Interface dataset entries

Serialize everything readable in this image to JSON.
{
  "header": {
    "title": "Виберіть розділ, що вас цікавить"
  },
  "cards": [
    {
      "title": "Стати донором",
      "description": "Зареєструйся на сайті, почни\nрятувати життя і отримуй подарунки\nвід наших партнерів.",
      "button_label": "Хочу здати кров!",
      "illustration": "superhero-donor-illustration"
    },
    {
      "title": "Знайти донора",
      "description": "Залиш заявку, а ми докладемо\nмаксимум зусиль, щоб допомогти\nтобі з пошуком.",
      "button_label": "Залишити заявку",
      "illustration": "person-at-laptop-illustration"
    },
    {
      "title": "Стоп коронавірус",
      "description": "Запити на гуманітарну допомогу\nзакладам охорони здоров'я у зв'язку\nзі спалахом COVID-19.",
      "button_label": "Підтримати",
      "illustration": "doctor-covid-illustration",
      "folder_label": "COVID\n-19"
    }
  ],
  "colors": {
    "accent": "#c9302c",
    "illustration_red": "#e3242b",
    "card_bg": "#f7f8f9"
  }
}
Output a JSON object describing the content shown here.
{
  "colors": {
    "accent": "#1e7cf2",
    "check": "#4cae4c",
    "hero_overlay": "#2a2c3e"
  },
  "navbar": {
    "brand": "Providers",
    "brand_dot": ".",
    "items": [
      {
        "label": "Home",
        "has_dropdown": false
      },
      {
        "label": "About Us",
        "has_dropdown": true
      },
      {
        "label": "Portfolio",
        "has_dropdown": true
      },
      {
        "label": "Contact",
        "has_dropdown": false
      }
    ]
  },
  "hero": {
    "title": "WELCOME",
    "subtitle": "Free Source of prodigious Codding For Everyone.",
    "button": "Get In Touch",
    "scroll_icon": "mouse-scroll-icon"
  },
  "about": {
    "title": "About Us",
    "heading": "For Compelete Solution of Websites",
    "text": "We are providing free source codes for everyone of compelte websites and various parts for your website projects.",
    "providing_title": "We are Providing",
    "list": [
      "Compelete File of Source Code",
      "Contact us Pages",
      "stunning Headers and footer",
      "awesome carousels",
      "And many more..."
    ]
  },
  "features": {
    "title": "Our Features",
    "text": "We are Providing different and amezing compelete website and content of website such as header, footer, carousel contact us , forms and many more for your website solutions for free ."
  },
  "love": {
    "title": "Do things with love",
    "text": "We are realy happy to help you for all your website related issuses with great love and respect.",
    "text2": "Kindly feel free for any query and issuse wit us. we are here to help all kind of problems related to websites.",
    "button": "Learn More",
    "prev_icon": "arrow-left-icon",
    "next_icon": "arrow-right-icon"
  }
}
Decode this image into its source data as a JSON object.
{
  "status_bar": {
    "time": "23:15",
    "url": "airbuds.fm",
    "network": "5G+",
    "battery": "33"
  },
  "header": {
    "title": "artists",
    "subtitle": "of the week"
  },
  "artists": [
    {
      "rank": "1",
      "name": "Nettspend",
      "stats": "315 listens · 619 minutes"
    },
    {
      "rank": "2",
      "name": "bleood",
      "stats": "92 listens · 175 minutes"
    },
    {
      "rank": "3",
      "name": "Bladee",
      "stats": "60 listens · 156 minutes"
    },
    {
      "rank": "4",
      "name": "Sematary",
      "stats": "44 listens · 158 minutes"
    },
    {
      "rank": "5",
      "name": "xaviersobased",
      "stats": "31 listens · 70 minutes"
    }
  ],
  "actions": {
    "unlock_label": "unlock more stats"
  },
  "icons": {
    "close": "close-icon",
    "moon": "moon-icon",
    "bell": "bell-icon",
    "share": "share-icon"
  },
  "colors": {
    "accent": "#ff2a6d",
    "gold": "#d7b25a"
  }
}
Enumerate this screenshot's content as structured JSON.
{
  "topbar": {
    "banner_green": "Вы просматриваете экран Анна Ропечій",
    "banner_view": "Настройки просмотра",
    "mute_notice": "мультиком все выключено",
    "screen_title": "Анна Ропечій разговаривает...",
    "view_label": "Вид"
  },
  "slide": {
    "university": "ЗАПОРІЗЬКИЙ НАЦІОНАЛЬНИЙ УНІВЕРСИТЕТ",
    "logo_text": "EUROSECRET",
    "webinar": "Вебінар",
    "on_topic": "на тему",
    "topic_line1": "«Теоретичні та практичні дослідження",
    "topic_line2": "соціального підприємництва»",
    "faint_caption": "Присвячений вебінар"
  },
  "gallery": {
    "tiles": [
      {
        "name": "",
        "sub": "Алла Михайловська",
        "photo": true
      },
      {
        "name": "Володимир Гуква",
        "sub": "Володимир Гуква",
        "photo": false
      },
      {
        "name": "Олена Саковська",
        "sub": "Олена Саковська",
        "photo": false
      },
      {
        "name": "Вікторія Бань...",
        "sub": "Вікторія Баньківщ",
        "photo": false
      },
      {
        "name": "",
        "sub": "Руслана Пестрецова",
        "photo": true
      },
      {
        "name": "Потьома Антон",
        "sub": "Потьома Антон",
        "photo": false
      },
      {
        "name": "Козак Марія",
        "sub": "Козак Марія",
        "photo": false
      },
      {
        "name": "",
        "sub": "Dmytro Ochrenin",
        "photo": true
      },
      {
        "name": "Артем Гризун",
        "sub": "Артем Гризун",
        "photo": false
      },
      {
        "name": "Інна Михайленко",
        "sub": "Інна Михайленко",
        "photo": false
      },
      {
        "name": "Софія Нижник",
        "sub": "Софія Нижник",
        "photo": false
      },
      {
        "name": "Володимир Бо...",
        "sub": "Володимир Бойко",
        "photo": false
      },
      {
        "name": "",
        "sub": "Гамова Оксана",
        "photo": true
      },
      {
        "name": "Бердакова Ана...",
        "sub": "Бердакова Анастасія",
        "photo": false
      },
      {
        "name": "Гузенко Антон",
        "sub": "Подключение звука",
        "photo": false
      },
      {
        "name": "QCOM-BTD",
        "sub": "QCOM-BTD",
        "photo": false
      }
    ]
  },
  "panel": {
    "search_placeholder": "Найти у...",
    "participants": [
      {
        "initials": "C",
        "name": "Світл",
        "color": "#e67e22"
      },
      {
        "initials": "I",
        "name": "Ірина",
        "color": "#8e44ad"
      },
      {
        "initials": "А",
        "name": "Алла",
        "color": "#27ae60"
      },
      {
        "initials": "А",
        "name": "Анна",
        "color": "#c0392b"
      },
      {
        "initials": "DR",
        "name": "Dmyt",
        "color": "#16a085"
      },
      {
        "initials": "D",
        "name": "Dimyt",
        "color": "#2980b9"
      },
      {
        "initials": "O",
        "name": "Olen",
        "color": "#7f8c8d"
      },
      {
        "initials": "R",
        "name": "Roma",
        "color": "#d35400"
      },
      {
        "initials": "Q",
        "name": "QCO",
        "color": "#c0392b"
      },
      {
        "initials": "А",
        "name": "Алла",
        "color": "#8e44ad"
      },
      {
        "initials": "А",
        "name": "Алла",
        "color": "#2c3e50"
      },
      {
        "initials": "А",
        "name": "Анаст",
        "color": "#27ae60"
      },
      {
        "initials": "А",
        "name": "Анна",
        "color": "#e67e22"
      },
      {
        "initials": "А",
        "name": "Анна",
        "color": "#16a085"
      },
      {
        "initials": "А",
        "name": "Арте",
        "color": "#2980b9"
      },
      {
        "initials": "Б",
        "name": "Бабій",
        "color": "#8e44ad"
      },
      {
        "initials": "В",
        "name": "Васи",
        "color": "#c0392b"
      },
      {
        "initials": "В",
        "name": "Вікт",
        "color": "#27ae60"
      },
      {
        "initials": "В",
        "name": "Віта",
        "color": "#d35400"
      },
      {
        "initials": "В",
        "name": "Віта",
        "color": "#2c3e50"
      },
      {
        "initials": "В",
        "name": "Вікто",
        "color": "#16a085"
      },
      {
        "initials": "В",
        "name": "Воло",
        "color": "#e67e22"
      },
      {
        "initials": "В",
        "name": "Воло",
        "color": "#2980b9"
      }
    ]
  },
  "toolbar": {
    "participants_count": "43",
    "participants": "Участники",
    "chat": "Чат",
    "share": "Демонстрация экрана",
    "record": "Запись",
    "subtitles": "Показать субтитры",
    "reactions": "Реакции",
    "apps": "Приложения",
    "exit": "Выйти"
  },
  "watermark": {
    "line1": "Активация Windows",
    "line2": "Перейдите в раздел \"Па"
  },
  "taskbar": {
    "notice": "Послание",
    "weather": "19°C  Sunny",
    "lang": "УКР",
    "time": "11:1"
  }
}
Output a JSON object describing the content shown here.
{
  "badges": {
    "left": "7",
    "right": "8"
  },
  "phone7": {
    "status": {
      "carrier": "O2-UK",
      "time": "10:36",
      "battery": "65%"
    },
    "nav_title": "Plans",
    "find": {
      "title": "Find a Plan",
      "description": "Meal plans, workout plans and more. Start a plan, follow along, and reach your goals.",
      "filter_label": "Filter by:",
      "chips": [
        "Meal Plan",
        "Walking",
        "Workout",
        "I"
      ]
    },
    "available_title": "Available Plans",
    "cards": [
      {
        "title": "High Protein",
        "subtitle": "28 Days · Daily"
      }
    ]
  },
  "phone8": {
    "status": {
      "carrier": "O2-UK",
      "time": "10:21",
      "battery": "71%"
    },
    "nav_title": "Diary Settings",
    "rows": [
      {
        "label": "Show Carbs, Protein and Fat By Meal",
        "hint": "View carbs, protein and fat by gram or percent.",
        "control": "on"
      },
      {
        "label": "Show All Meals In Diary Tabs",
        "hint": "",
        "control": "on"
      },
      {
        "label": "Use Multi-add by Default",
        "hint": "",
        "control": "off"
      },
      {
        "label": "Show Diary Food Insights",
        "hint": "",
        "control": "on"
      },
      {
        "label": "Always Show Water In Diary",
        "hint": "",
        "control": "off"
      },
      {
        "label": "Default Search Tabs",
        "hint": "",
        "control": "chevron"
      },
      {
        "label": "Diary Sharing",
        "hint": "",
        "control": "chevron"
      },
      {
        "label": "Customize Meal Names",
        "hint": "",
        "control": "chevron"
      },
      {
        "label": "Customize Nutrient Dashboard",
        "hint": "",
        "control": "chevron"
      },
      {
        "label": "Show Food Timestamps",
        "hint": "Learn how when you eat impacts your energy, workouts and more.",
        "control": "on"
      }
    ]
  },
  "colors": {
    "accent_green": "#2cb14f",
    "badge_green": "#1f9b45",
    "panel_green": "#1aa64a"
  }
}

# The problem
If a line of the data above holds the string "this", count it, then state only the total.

# Finished exercise
3